But there is real value in connecting to people beyond our usual circles. It can bring us insight, understanding, intimacy and be a deeply creative experience. If division is what got us into this mess in the first place (look at the current state of politics in the US and Europe, for example) then connection is the way out.
Connecting with others is always challenging. Even connecting with those we love is hard. As you get closer, inevitably you come out of the ‘falling-in-love honeymoon’ period and into the realisation that the other person has annoying habits, goals that differ from yours and their own opinions.
The human race would have been in deep trouble if people had been unable to work out these differences. A combination of desire to make it work, the social skills we have learned throughout our lives and the good outweighing the bad, means that in many cases we can find a way, despite the bumps along the way. Love may not conquer all, but it certainly makes a difference.
How much harder, then is it if there is no love between you? What if there is suspicion, misunderstanding or hate? Then connecting with others can require you to go way beyond your comfort zone.
The artist, Grayson Perry, became curious about the strength of feeling about the BREXIT vote, and the animosity that seemed to have developed between those that voted Leave and those that voted Remain, and his curiosity led him to a creative project.
Perry asked people from what he called ‘the two great tribes of our time’ to send him photos of themselves and their ideas of Britishness. From the images, he created two large vases as part of an exhibition at the Serpentine gallery titled ‘The Most popular Art Exhibition Ever!’
Perry then brought each group to see the vases, first separately, and then together. The people were all proud to be immortalised on the vases and chatted within their group happily getting to know one another. When brought into contact with the other group, each tribe stood in its own corner, expressing their views across a large expanse of empty floor.

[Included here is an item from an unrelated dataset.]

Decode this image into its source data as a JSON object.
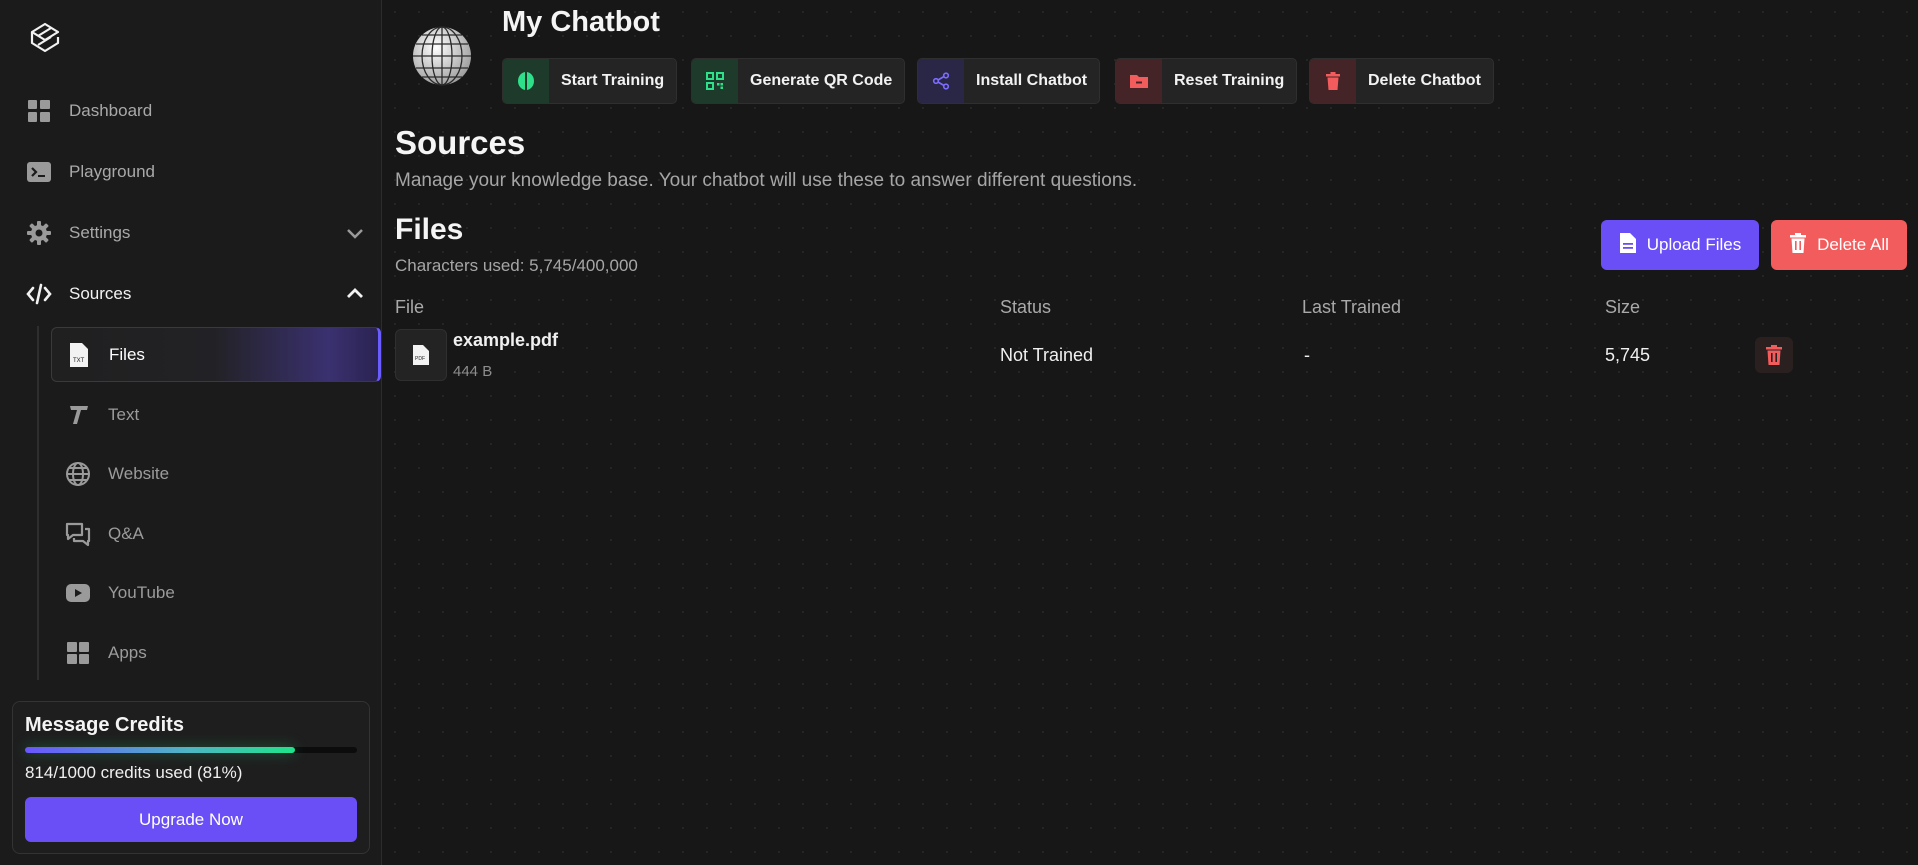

But Perry, who despite being voting Remain himself had stayed curious and respectful of both sides throughout the process, pointed out to both groups how similar the vases were. The colour each had chosen for their vase was blue. The images of Britishness were almost identical: teapots, seasides, dog-walking. The people themselves looked almost the same too. Perry had named the vases ‘Matching Pair’ saying “they’ve come out surprisingly similar. I actually found it rather touching.”
As he showed them that they had more in common than they had allowed themselves to see, the groups softened, and moved. Soon all the people were mingling and chatting. It was no longer possible to see who had come from which tribe. They remembered that in many ways they wanted the same things, despite believing in different ways to achieve it. 
When feeling like an outsider, it is all too easy to focus on our differences, on the things that divide us. It is also easy to remember that we have, in murdered MP Jo Cox’s words, #moreincommon than divides us, but then to do nothing to go beyond our comfort zone.
The real challenge is to find a way to listen to differing views, deeply, with respect, while retaining respect for our own thoughts and feelings. In this deep listening comes real connection – the kind of connection that allows each person to be who they are, to truly belong, no matter how different they are. Then perhaps, no-one need feel like an outsider any longer.
 The Guardian https://www.theguardian.com/artanddesign/2017/mar/06/grayson-perry–depict-brexit-tribes-rival-leave-remain-vases accessed 7th Aug 2017.
 Grayson Perry: Divided Britain, Channel 4, 29 May 2017